This was the latest step in the expansion of this community center, which includes the construction of a new pool facility to replace the Walton Street Pool. We suggested that this item be pulled from the Consent Agenda so that Council can discuss it publicly. While it is very likely a positive step, this project has a long and controversial history, and community members are entitled to some explanation of where things stand and what kind of public engagement there has been along the way. IT WAS NOT PULLED FROM CONSENT BUT ADOPTED UNANIMOUSLY.

Things to do

Contact the Asheville City Council and ask them to explain how we’ve arrived at this point, and in what ways impacted community members have been consulted.

UPDATE: City Council Public Hearing A Public hearing to rezone approximately 128 acres of property along South Tunnel Road.
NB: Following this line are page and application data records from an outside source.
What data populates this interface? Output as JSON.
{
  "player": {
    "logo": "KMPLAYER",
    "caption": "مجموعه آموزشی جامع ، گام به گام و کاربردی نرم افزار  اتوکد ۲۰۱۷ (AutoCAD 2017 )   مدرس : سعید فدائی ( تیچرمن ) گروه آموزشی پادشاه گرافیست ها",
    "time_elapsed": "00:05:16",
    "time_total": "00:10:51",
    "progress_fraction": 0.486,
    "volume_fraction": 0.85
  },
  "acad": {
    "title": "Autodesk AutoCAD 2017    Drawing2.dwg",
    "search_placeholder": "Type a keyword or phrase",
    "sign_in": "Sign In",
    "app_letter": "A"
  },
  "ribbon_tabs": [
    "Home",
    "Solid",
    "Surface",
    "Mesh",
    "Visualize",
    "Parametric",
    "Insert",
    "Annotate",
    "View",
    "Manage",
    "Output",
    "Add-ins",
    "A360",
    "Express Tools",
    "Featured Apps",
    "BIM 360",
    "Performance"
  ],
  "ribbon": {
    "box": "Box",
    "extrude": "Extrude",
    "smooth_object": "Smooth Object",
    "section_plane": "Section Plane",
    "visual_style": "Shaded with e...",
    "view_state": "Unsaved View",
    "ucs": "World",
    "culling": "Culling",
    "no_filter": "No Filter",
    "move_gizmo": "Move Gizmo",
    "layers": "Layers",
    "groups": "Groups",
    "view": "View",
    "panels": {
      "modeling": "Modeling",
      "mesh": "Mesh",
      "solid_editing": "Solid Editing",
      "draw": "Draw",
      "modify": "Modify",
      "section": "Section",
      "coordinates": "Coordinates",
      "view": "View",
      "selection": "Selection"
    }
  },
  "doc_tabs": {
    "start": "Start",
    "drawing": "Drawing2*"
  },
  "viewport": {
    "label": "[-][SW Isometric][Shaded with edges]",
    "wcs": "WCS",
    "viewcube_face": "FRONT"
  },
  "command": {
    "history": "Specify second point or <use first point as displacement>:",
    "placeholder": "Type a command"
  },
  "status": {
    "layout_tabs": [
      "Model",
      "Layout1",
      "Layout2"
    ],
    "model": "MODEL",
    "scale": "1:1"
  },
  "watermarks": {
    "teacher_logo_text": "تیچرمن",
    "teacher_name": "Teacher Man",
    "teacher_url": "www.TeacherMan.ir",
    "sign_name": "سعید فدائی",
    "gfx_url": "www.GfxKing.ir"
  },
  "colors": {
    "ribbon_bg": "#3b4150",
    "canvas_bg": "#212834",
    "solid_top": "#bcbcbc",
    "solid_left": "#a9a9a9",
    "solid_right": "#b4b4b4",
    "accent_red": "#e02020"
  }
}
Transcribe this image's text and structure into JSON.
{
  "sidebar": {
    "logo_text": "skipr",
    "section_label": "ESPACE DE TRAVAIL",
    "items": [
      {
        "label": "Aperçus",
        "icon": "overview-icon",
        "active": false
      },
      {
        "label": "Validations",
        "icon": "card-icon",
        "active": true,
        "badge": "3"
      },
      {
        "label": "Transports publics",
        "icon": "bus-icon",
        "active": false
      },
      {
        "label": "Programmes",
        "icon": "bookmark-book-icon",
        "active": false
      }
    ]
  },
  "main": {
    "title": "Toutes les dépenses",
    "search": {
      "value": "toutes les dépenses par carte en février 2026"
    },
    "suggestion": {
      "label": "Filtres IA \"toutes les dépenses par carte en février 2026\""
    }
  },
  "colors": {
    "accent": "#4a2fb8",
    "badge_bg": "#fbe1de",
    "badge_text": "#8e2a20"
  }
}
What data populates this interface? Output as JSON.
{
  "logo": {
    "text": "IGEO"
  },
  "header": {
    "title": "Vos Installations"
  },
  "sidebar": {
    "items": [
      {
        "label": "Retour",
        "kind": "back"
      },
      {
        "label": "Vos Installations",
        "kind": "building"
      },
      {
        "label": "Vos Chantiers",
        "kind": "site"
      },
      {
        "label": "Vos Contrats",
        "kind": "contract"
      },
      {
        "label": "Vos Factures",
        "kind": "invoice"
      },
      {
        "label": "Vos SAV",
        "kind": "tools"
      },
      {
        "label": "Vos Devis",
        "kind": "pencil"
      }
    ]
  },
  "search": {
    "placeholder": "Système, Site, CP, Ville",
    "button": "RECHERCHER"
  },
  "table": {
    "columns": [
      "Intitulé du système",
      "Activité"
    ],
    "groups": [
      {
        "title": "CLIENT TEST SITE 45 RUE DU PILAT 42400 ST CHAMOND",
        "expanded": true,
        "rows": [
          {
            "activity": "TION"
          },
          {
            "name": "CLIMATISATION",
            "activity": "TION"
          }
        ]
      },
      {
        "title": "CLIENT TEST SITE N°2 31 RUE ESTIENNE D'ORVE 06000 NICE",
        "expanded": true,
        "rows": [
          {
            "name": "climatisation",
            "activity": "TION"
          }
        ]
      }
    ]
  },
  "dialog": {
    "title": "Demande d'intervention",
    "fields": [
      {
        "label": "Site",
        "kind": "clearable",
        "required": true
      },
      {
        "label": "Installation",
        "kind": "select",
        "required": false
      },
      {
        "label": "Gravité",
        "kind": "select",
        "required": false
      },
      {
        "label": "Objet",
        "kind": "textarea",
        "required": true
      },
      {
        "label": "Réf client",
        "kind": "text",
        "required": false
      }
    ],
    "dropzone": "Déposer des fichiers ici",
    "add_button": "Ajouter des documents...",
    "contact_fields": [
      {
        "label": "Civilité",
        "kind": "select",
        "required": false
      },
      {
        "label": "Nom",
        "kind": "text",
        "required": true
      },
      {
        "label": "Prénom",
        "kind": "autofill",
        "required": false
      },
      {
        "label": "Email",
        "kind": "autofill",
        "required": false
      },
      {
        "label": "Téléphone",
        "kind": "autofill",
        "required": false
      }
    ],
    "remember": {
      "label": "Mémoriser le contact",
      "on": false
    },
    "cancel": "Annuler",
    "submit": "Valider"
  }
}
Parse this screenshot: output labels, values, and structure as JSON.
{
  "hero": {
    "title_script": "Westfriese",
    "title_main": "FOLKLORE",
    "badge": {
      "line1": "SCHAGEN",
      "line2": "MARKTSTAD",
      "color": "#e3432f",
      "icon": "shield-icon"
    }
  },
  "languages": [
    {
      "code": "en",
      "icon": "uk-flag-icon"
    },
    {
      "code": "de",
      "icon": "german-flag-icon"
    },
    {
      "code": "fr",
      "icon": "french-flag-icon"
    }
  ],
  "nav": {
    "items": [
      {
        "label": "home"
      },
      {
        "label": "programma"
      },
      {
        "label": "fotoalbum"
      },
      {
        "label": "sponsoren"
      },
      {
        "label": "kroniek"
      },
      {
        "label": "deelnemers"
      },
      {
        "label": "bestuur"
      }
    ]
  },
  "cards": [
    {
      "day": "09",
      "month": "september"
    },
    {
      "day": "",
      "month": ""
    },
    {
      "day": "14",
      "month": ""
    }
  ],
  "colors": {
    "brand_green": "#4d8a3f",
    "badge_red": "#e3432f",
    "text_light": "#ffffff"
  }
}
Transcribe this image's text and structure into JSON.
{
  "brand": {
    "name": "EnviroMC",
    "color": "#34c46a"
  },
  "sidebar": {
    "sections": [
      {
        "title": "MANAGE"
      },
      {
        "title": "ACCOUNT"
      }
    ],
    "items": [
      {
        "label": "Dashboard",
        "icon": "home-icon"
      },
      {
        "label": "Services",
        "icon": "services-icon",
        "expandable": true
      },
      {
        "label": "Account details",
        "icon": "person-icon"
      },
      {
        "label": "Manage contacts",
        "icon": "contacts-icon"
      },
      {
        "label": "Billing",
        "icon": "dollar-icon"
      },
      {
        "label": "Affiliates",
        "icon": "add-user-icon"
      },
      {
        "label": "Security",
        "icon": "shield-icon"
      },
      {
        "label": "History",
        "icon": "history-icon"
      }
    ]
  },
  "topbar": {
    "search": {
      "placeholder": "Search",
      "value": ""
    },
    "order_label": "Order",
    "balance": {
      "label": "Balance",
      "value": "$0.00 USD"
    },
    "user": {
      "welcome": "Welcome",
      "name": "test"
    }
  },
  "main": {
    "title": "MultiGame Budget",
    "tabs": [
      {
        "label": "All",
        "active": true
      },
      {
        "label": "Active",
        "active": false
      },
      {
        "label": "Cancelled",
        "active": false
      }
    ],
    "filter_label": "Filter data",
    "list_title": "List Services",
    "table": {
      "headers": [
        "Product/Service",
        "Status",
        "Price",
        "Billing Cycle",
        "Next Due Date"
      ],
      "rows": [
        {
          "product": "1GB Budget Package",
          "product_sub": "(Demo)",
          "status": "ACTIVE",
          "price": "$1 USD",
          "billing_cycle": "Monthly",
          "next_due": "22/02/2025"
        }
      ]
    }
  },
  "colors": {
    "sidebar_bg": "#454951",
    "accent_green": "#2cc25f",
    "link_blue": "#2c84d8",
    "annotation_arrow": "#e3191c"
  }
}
This was a request to rezone approximately 128 acres from various zoning districts to the Urban Place Form district. According to the Planning and Urban Design staff report, this rezoning will lead to a more efficient use of land that encourages housing and incentivizes affordable housing along transit routes. Step 4, Question 1. (page 25) of the Equity Toolkit document indicates that affordable housing units will only be required to be considered affordable for a minimum of 20 years. See attachment.  We wondered why these affordable housing units aren’t being so designated into perpetuity rather than expiring after a set time period. The bonus densities and heights will not expire so why should the affordable housing units? THIS REZONING REQUEST WAS APPROVED UNANIMOUSLY WITHOUT ADDRESSING THE QUESTIONS WE RAISED.

Things to do

Contact the Asheville City Council and ask them why this rezoning didn’t include an affordable housing designation that doesn’t expire.

UPDATE: City Council Public Hearing B Public hearing to conditionally zone 235 Sardis Road from Commercial Industrial District to Residential Expansion/Conditional Zone

The applicant is proposing 297 new multi-family residential units of which 10% of the units (30 units total) be set aside as affordable to those earning at or below 80% AMI for a minimum period of 20 years. Once again, we wonder why the 30 affordable housing units aren’t being designated as such into perpetuity, rather than expiring in 20 years and potentially displacing those residents. THIS REZONING REQUEST WAS APPROVED UNANIMOUSLY WITHOUT ADDRESSING THE QUESTIONS WE RAISED.

Things to do

Contact the Asheville City Council and ask them why this rezoning didn’t include an affordable housing designation that doesn’t expire.

GREEN:

Things that sound like a step in the right direction

BUMPED UP FROM LAST WEEK: City Councilwoman Antanette Moseley’s recent leadership on racial justice.

At recent Asheville Affordable Housing Advisory Committee (AHAC) meetings and the December 14th City Council meeting, Councilwoman Antanette Mosley raised important questions around racial equity. At several AHAC meetings, she has been asking for racial equity data, raising the possibility that these projects don’t serve people of color. At the most recent City Council meeting, she expressed concerns about the City’s plan to set up a supportive housing facility at the former Ramada Inn, pointing out the lack of transparency in the process, insufficient opportunities for local organizations to take this on, and a lack of diversity within the Step Up organization that was offered the contract. We appreciate Councilwoman Mosley lifting up these essential questions.

Things to do

Email Councilwoman Mosley, thanking her for her leadership in raising important racial equity issues in these important settings, and encouraging her to keep it up.